people are added to 'staff' later. But mmeffie can never read it.

> > Depending on how secure/strict you want this to be, I'd be a little
> > wary of organizing the directories like this. No matter what you do,
> > you will be allowing 'group0' members to do something like this:
> >
> > $ mv Admins .someotherdir
> > $ mkdir Admins
> >
> > Since group0 have rights to move stuff around. And now 'Admins' will
> > have permissions "group0 rlidwk". If an 'admin' doesn't notice and
> > drops some file in there, all members of 'group0' will be able to
> > access it.
> I just tested this from a Windows computer using standard Windows
> commands (ren, copy, xcopy, and renaming the directories through
> Explorer) and all generated an Access Denied.
> Is there another way I should try this? I would just like to
> understand this scenario a bit more--my current directory structure
> will need some reworking given what you're suggesting.

I'm not really familiar with Windows commands... I would assume they are
trying to access some directory metadata, and are failing on that, but I
don't really know. I don't know if someone more familiar with Windows
can shed some light on that, but a 'mv' in unixy systems will work.

> Here is my understanding of ACL inheritance in AFS.
> /afs/domain: system:authuser l
> /afs/domain/Offices/group0: group0 rlidwk (Note that group0 is a
> volume mount point.)
> In this situation, "system:authuser l" propigates /afs/domain's
> directory structure--that is, every new directory will have the
> permissions "system:authuser l".

That is correct.

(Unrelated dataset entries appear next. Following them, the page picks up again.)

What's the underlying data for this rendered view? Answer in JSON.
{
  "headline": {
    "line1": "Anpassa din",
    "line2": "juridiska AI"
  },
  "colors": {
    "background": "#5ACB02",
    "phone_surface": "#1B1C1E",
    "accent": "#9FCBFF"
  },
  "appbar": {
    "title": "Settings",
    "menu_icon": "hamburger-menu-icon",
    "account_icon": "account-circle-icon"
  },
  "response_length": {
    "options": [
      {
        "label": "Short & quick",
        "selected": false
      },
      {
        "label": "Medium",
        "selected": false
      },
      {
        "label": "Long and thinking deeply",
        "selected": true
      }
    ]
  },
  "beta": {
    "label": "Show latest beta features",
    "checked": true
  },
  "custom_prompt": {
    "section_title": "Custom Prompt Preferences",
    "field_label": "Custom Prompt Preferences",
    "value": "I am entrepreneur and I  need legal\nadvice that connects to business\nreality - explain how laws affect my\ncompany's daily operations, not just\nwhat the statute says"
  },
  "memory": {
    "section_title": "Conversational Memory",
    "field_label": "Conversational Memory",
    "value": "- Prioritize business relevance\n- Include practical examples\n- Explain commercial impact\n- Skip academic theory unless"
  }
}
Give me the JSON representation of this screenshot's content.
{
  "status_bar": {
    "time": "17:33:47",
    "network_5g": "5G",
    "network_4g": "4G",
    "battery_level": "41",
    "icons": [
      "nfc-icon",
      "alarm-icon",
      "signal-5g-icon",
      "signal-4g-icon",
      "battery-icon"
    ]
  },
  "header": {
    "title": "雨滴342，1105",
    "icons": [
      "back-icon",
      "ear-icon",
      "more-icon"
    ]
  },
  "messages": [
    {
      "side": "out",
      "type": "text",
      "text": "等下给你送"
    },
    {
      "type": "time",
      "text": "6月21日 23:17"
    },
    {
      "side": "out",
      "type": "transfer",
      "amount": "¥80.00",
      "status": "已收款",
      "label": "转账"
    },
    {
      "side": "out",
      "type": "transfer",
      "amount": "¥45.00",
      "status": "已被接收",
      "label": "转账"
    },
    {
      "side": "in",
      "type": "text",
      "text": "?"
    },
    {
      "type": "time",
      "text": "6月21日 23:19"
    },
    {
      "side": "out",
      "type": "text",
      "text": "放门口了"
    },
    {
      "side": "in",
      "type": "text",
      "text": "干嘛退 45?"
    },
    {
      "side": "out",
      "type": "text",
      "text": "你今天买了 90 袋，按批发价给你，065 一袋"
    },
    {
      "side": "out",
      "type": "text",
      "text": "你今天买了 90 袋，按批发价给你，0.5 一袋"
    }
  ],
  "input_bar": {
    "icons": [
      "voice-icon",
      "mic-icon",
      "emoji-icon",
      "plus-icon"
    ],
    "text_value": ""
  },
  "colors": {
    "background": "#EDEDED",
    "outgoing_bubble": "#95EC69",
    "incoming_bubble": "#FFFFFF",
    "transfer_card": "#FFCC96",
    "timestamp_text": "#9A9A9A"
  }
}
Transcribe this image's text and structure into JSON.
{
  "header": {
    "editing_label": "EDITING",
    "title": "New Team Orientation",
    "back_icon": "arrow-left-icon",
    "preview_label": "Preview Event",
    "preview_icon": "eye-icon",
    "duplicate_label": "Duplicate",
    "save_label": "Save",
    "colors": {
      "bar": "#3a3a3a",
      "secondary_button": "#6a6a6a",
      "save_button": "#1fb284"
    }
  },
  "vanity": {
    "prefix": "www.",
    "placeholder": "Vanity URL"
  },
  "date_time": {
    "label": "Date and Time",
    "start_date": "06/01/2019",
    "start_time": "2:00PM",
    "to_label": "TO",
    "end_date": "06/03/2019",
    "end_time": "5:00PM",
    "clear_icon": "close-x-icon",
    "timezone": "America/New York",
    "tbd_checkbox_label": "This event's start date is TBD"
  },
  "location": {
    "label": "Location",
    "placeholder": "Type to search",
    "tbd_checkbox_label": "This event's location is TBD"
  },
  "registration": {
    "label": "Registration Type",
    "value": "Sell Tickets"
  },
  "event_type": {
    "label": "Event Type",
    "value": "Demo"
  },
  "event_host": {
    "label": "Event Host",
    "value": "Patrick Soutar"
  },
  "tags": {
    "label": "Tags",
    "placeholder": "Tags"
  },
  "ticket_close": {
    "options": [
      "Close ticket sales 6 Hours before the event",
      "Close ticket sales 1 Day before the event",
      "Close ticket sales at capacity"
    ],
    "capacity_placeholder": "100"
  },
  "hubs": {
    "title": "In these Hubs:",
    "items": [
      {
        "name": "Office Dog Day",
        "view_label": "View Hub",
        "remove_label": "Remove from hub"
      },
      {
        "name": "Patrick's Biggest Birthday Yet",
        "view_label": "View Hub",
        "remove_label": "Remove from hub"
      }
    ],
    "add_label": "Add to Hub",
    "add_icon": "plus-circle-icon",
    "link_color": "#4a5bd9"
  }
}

In other systems, I've heard "ACL inheritence" to mean
that permissions granted in higher directories somehow interact with the
permissions in lower directories. Meaning, if you grant 'system:authuser
l', all subdirectories also gain that permission implicitly. In AFS, the
_default_ ACL for new directories is the same as the parent directory,
but after the directory is created, the parent directory permissions
have no impact on the subdirectories.

> However, this propagation doesn't cross volume boundaries. So, the
> "system:authuser l" permission isn't applied to Offices/group0 by
> default.

Yes, this is due to how mountpoints are very different than directories.
You can think of this as an additional step that "mkdir" does; since you
don't create mountpoints with "mkdir", it doesn't happen to mountpoints.

A more accurate way to think about it is to realize that the root
directory of a volume does not have a parent directory in the usual
sense. Since you can create many mountpoints to the same volume from
anywhere in /afs (and even from different cells), the alleged "parent
directory" may be different, depending on which mountpoint you are
arriving from.

Also realize that the root directory of a volume (and its ACL) is
created when you create the volume, not when you create the mountpoint.
So, at that time, it certainly has no 'parent directory' to get an ACL

> In a similar vein, "group0 rlidwk" will be applied to all directories
> created within the Offices/group0 volume.
> I'm new to AFS and still learning, but this is my current
> understanding. Is my understanding of ACL inheritance correct?

Yes, as long as you realize that it's only for newly-created
directories. After you make a directory, it is not tied to the ACLs of
anything else.

Andrew Deason